So, I went with the old style of measurement including the more common feet and miles, but also adding in chains, rods, and leagues. It means that I can't say they walked 5 kilometers but a league seems about right.

This is probably the only thing I wish I could fit thematically into my world. Now, the concept of chains and rods is pretty well engrained, so I'm leaving it.

(I also went with chains and rods because I really dislike made up terms of measure).

In science fiction

On the other hand, I like all my sci-fi to be metric-based. When I was younger, my mother and I were watching a sci-fi show. I think it was the original Battlestar Galactia. At one point, they were rattling off distances. "They are six microns away! Five microns!"

I don't expect writers to know all the numerical prefixes, but there are a couple that stand out at major failures. Kind of like Han Solo flying a route in less than a parsec.

The biggest comes with spaceships.
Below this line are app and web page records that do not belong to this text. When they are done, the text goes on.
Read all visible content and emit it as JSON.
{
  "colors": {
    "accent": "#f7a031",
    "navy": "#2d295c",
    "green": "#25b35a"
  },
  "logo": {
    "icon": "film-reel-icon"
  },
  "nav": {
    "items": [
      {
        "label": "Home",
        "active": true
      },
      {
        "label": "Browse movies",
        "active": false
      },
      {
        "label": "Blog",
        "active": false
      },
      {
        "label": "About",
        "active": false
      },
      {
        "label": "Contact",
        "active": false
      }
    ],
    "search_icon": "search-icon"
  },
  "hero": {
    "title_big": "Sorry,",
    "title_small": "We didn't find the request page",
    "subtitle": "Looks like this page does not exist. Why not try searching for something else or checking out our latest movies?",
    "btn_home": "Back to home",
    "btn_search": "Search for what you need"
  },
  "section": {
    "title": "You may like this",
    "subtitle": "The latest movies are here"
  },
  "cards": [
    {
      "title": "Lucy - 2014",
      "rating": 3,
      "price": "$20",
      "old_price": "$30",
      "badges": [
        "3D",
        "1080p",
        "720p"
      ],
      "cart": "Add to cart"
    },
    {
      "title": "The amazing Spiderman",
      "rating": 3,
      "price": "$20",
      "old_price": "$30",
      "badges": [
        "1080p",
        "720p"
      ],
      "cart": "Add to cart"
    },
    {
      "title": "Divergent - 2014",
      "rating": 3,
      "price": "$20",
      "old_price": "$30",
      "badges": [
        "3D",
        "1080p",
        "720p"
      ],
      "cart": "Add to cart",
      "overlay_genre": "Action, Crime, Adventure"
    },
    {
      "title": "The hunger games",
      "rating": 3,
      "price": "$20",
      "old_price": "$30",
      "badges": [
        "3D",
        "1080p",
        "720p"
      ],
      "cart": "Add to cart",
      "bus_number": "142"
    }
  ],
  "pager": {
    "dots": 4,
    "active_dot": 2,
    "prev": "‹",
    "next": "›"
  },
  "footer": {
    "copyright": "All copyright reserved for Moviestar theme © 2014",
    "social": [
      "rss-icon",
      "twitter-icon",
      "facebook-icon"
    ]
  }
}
Titan A.E. and some writers I enjoy all use 1000's of kilometers to describe distances between ships and planets.

We are 12,000 kilometers from the planet.

If everything is in 1000's, they probably would just say "5 megameters" or "5 megs" (to correlate to 5 clicks).

We are 12 megs from home.

This fits both with the natural tendency to use a shorter description and fits more consistently with the entire idea of the SI prefixes. Also, if you are always saying "a thousand kilometers", you'll reduce it anyways. If not to "megs" to "kay-kays" or something.

Likewise, when talking about distances between planetary systems, exa- (Em) or petameters (Pm) would be far better if every other measurement is in metric. One exameter is about 105 lightyears and one light year is about 9.4 Pm.

Side note, the distance to Alpha Centari is 40.12 petameters, which is a far easier number to understand than six million kilometers.

In the end

I really want to see this country move to metric. As I mentioned, it is one of my three Big Things on my bucket list. I do what I can, but I'm not sure what else I can do.

Sadly, as my brother and MIL point out: very few people care. Either there is the isolationism to do our own thing, or just a belief that people won't switch, but I honestly think that is needed to keep moving forward.

2012-11-21